YOUR TASK:
Copy each line of the records that holds the string "underline".

*** EXERCISE INPUTS ***

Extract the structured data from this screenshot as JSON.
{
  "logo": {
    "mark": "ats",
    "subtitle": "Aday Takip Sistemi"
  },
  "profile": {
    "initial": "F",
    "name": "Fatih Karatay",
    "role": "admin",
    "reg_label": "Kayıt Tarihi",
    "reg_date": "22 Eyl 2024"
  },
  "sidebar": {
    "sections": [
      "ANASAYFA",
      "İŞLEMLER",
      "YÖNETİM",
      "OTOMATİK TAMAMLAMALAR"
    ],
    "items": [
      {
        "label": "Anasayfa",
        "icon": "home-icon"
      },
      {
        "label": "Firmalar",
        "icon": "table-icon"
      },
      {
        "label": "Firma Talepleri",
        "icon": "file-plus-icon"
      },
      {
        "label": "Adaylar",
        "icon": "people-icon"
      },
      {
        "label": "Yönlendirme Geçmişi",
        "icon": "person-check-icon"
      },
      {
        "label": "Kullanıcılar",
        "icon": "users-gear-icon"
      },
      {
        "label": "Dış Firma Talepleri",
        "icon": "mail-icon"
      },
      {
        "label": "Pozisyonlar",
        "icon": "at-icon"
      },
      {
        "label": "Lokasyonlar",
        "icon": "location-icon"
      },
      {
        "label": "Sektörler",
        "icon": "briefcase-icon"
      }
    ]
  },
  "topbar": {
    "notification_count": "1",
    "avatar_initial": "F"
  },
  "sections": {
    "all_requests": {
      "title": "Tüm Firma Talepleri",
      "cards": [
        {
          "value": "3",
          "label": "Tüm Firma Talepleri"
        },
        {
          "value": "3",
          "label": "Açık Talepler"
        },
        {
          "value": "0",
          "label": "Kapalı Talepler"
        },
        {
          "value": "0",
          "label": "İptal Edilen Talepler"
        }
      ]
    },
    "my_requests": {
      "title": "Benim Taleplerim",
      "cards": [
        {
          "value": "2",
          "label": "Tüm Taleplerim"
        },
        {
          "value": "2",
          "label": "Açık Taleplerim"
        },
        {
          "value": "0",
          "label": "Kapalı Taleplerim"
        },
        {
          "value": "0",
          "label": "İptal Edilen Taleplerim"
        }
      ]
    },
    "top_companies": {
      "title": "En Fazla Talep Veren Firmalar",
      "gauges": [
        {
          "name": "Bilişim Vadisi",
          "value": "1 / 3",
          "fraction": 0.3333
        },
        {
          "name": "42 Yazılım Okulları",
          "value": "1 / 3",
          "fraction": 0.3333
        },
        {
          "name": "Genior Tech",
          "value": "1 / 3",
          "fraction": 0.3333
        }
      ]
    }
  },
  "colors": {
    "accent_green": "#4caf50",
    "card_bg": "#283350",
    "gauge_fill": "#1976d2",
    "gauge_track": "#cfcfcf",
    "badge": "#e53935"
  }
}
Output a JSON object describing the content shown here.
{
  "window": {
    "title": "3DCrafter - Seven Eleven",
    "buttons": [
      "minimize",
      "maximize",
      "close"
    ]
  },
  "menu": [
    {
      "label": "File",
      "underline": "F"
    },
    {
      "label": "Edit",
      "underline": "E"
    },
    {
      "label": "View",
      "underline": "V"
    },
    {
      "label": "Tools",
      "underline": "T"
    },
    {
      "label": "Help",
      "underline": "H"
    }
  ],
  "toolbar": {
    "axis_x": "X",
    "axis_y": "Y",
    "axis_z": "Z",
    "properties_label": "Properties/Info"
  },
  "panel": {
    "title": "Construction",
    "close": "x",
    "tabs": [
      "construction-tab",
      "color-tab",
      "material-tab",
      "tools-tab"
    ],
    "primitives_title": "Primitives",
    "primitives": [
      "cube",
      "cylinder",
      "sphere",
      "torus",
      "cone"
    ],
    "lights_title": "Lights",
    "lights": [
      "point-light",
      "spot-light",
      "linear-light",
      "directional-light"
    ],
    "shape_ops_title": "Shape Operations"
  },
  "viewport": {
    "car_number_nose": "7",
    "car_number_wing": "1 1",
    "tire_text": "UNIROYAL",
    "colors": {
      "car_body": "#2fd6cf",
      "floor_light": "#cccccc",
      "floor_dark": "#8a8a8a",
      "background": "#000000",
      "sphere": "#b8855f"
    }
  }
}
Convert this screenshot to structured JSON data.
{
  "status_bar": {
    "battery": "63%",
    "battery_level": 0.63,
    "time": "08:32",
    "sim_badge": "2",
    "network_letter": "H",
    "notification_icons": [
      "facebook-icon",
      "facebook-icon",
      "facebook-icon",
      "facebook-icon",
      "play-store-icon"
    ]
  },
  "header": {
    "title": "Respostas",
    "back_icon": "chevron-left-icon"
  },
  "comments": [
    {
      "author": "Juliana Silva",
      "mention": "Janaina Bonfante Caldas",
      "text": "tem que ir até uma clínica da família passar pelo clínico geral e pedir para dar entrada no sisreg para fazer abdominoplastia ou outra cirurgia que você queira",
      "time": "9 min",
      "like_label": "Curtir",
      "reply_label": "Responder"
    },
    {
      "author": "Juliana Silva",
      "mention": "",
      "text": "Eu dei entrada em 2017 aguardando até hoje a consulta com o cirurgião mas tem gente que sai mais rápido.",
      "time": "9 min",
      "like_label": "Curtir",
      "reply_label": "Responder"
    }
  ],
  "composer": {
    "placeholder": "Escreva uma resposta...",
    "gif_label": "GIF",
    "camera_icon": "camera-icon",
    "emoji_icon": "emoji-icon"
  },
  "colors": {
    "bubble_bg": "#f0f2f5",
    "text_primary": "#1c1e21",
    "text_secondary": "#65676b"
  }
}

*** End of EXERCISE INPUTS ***

OUTPUT:
      "underline": "F"
      "underline": "E"
      "underline": "V"
      "underline": "T"
      "underline": "H"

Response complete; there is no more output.